→ **DATA SUPPLIED**:
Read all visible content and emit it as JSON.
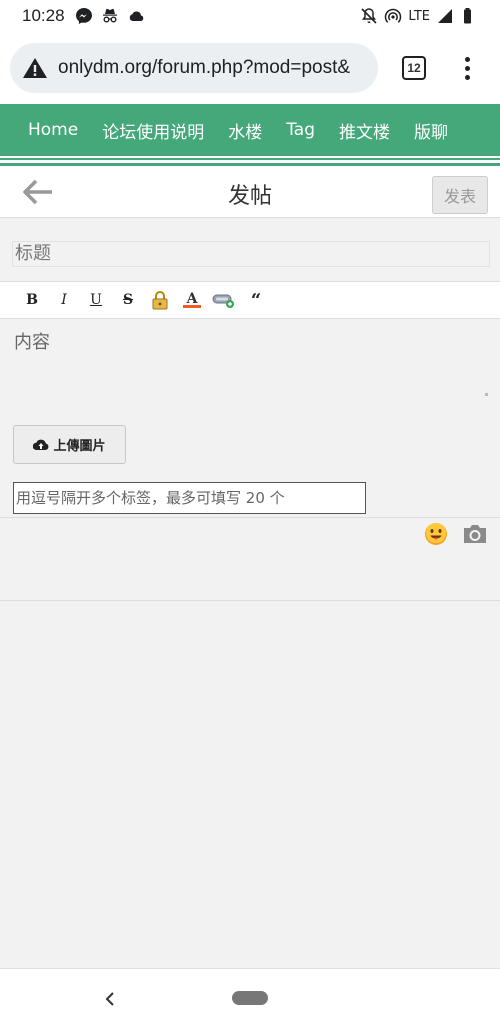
{
  "status_bar": {
    "time": "10:28",
    "network": "LTE",
    "icons_left": [
      "messenger-icon",
      "incognito-icon",
      "cloud-icon"
    ],
    "icons_right": [
      "mute-icon",
      "hotspot-icon",
      "signal-icon",
      "battery-icon"
    ]
  },
  "browser": {
    "url": "onlydm.org/forum.php?mod=post&",
    "tab_count": "12"
  },
  "nav": {
    "items": [
      "Home",
      "论坛使用说明",
      "水楼",
      "Tag",
      "推文楼",
      "版聊"
    ]
  },
  "header": {
    "title": "发帖",
    "post_label": "发表"
  },
  "form": {
    "title_placeholder": "标题",
    "content_placeholder": "内容",
    "upload_label": "上傳圖片",
    "tags_placeholder": "用逗号隔开多个标签，最多可填写 20 个"
  },
  "toolbar": {
    "bold": "B",
    "italic": "I",
    "underline": "U",
    "strike": "S",
    "quote": "“"
  },
  "colors": {
    "nav_green": "#44a87a",
    "background": "#f2f2f2"
  }
}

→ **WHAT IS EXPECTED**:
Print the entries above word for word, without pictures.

→ **ANSWER AREA**:
Read all visible content and emit it as JSON.
{
  "status_bar": {
    "time": "10:28",
    "network": "LTE",
    "icons_left": [
      "messenger-icon",
      "incognito-icon",
      "cloud-icon"
    ],
    "icons_right": [
      "mute-icon",
      "hotspot-icon",
      "signal-icon",
      "battery-icon"
    ]
  },
  "browser": {
    "url": "onlydm.org/forum.php?mod=post&",
    "tab_count": "12"
  },
  "nav": {
    "items": [
      "Home",
      "论坛使用说明",
      "水楼",
      "Tag",
      "推文楼",
      "版聊"
    ]
  },
  "header": {
    "title": "发帖",
    "post_label": "发表"
  },
  "form": {
    "title_placeholder": "标题",
    "content_placeholder": "内容",
    "upload_label": "上傳圖片",
    "tags_placeholder": "用逗号隔开多个标签，最多可填写 20 个"
  },
  "toolbar": {
    "bold": "B",
    "italic": "I",
    "underline": "U",
    "strike": "S",
    "quote": "“"
  },
  "colors": {
    "nav_green": "#44a87a",
    "background": "#f2f2f2"
  }
}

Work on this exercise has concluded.